■ **WHAT NEEDS TO BE DONE**: Examine each line of the data. Copy those that contain the string "progress".

■ **RECORDS SHOWN**:

• • • • •

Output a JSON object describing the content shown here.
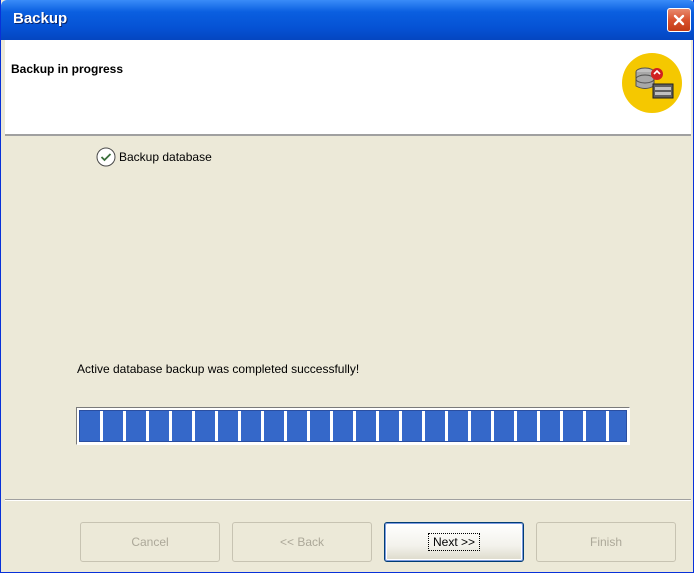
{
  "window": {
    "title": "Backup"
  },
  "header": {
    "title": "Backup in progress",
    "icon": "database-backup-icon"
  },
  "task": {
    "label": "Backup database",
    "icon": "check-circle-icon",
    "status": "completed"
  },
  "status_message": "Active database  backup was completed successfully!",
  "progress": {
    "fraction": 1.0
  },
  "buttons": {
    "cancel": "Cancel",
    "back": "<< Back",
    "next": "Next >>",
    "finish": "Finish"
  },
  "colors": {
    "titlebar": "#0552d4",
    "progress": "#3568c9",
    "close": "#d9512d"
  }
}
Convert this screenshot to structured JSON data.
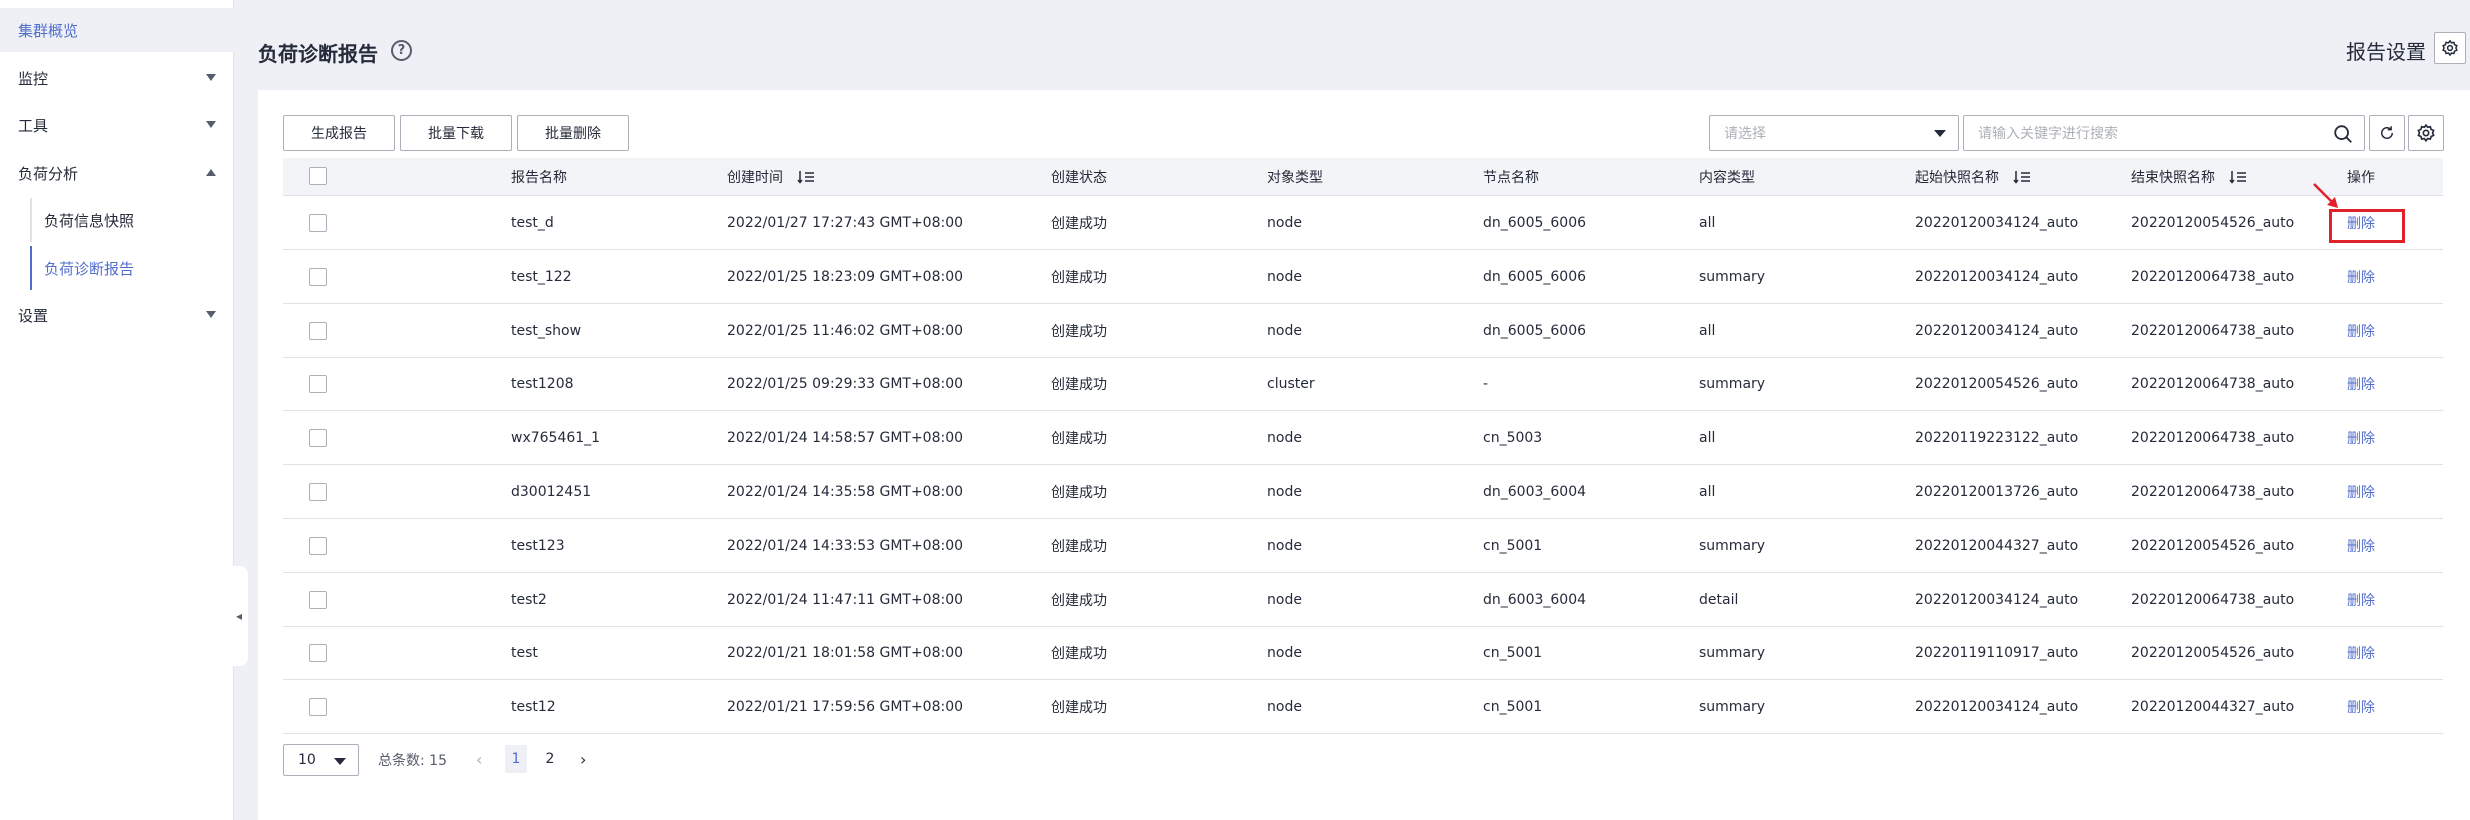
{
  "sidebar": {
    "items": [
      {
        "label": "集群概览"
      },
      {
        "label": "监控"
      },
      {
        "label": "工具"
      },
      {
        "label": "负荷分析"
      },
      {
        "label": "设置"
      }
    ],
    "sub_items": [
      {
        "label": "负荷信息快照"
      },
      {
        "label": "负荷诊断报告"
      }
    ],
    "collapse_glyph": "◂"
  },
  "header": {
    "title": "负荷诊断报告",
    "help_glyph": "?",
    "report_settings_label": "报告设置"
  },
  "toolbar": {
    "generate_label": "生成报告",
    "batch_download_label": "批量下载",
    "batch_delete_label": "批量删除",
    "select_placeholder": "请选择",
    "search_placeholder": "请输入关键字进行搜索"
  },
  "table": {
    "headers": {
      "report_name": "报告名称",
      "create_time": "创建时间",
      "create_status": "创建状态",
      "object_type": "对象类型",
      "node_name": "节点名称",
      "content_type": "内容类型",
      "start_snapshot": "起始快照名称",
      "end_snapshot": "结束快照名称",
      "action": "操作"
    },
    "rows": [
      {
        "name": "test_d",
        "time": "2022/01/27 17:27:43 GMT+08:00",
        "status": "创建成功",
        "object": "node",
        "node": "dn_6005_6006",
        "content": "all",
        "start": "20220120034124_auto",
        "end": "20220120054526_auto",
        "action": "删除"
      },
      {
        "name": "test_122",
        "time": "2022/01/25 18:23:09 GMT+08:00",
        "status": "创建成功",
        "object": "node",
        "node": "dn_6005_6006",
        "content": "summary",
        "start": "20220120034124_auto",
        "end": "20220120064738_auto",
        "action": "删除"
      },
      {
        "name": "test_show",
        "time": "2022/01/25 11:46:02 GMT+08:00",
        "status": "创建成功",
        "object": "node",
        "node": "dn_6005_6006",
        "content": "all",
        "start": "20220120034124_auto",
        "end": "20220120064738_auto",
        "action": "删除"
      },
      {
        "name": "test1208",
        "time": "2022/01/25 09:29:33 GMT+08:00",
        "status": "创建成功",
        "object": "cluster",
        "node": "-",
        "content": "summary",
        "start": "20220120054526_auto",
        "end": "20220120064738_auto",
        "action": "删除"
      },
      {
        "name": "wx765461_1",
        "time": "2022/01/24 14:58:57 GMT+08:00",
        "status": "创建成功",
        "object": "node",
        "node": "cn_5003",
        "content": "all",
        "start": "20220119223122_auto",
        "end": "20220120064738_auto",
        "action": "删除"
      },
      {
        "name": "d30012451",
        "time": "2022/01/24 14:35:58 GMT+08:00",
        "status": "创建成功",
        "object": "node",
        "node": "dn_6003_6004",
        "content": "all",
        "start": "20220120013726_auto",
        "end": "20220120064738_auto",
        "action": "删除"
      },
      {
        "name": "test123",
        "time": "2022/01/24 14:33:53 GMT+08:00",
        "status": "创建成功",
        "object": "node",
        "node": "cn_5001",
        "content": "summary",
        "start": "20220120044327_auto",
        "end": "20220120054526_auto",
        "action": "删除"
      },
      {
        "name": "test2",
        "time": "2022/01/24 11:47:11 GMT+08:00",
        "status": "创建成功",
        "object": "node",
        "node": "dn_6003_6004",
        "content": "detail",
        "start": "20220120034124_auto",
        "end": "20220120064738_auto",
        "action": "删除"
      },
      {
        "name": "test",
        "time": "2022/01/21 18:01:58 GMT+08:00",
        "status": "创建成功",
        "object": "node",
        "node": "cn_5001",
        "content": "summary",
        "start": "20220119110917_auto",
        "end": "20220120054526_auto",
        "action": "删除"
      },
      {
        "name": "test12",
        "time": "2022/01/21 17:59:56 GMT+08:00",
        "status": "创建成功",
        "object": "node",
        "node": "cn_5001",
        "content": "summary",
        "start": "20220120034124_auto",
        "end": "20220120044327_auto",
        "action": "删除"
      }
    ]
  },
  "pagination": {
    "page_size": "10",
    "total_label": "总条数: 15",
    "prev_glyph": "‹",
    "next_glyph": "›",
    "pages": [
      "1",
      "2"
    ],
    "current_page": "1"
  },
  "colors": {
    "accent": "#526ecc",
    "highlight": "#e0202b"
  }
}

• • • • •

■ **THE COMPLETED TASK**:
    "title": "Backup in progress",
  "progress": {
    "progress": "#3568c9",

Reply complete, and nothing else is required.